32 dl R θ d=2Rcosθ I IC -I IC B OC J[A/m]=J 0 cosθ T R R h F F * * Linear Iron
33 Considerations used due to… Mechanical analysis Thicker collars. Larger aperture. Larger main posts. Manufacturing Less than 55 conductors per block. Iron rod holes. Geometry Material contraction. Insulation Insulation layer at the mid- plane. New insulation thickness. Integration MQXF holes and outer diameter
36 2D Ansys Workbench model. 0.5-mm-thick shell elements at the collars. 1-mm-thick shell elements for the rest of the assembly. Load steps. t=0-1: Contact offset (pre-stress). t=1-2: Assembly cooldown. t=2-3: EM forces (exported from Maxwell, 108% Nominal current). Convergence/stability challenges No symmetry boundary conditions can be used. DOF more difficult to constrain. Many parts involved and linked by contact. Frictional contacts showed better performance that frictionless ones. Techniques used to achieve convergence: Adding extra boundary conditions. Tuning up contact settings at problematic zones (Stabilization dumping factor, Normal stiffness, ramped effects...).
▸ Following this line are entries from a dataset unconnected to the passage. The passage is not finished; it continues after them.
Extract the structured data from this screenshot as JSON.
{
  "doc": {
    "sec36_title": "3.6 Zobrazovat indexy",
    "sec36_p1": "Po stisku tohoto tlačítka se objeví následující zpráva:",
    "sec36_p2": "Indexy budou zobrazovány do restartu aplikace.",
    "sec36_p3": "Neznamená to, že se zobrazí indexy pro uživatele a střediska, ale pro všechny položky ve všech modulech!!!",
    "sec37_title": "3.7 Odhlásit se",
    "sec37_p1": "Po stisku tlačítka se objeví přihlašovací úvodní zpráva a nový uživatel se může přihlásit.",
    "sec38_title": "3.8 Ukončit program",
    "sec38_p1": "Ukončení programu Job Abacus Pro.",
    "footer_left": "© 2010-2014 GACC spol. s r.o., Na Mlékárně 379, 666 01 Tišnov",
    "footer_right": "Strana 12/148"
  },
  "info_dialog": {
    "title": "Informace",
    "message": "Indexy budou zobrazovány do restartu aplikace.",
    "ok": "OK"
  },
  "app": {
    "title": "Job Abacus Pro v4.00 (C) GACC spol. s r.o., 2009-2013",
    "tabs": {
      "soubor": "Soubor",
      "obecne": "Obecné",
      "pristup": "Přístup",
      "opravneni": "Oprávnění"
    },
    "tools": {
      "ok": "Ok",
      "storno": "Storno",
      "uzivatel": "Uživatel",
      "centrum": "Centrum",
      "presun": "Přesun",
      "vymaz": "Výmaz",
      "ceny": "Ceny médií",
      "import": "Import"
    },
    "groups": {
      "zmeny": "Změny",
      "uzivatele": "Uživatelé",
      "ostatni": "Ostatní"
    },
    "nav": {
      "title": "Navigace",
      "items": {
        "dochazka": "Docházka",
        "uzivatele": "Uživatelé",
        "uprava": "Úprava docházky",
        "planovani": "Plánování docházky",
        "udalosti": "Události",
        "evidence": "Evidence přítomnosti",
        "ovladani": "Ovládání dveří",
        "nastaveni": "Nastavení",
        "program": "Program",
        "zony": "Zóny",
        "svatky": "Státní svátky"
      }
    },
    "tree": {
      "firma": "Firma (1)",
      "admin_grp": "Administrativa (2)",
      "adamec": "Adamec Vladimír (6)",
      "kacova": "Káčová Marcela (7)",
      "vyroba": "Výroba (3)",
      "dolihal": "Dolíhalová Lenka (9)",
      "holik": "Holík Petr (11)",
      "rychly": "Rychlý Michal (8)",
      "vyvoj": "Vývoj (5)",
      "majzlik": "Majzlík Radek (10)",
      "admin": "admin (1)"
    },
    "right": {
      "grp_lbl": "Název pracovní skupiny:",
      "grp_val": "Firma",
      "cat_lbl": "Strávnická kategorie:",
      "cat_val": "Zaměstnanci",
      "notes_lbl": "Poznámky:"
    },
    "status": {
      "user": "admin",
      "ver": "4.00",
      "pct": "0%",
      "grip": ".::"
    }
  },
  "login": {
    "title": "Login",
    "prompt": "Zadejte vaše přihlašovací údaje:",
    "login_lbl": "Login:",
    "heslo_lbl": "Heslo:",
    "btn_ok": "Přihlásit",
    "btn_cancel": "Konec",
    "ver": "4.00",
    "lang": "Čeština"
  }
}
37 Azimuthal stress Outer CoilInner Coil
38 Azimuthal stress Outer CoilInner Coil
39 100% ID + 50% OD 50% ID + 100% OD
40 Cable, wedges and inter-layer insulation: glass fibre sleeve impregnated with binder treatment as hardener (PVA to be studied). Wedges: machined from ETP copper. End spacers: 3D printed in stainless steel. Ground insulation: Polyimide sheets Vacuum impregnated coils, radiation hard resin (cyanate-ester blend). Collars: Machined by EDM in stainless steel. Iron: To be evaluated. Connection plate: Hard radiation resistant composite, like Ultem. End plates: Stainless steel. Inner pipe: Titanium grade 2 if grade 5 is not available.
41 Customized winding machine lent by CERN ◦ New beam: 2.5 m long. ◦ Electromagnetic brake. ◦ Horizontal spool axis. Winding process ◦ Stainless steel mandrel protected with a polyimide sheet. ◦ Binder impregnation and curation. ◦ Outer layer will be wound on top of the inner one with an intermediate glassfiber sheet for extra protection. ◦ Vacuum impregnation with hard radiation resin.
42 Collars placed around the coils with a vertical press (custom tooling required). Layer of protection between both dipoles, likely a glass fibre sheet Innermost turn of the coils will be protected by a stainless steel sheet from the collar nose sliding. Iron laminations around the coil assembly.